THE DATA Block Start

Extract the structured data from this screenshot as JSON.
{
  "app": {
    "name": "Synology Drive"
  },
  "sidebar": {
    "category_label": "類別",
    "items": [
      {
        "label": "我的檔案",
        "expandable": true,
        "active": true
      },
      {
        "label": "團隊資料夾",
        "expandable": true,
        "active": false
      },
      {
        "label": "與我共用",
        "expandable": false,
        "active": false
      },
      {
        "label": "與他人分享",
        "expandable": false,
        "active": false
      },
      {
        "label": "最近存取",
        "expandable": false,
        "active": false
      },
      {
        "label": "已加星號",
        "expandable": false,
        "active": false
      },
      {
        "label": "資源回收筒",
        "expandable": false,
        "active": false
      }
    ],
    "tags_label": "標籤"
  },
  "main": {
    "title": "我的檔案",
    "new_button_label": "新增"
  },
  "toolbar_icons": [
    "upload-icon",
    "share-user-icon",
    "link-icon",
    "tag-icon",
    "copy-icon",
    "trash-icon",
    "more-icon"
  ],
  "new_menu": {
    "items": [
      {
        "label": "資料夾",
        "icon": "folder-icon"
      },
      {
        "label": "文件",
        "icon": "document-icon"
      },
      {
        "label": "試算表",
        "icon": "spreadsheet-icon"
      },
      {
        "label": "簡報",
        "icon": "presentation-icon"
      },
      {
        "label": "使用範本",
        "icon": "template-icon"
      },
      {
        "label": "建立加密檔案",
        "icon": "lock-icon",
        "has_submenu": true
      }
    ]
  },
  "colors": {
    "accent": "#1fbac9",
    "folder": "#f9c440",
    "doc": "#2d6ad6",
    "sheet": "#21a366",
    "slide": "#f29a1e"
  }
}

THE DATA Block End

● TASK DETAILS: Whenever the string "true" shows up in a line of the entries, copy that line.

● TASK OUTPUT:
        "expandable": true,
        "active": true
        "expandable": true,
        "has_submenu": true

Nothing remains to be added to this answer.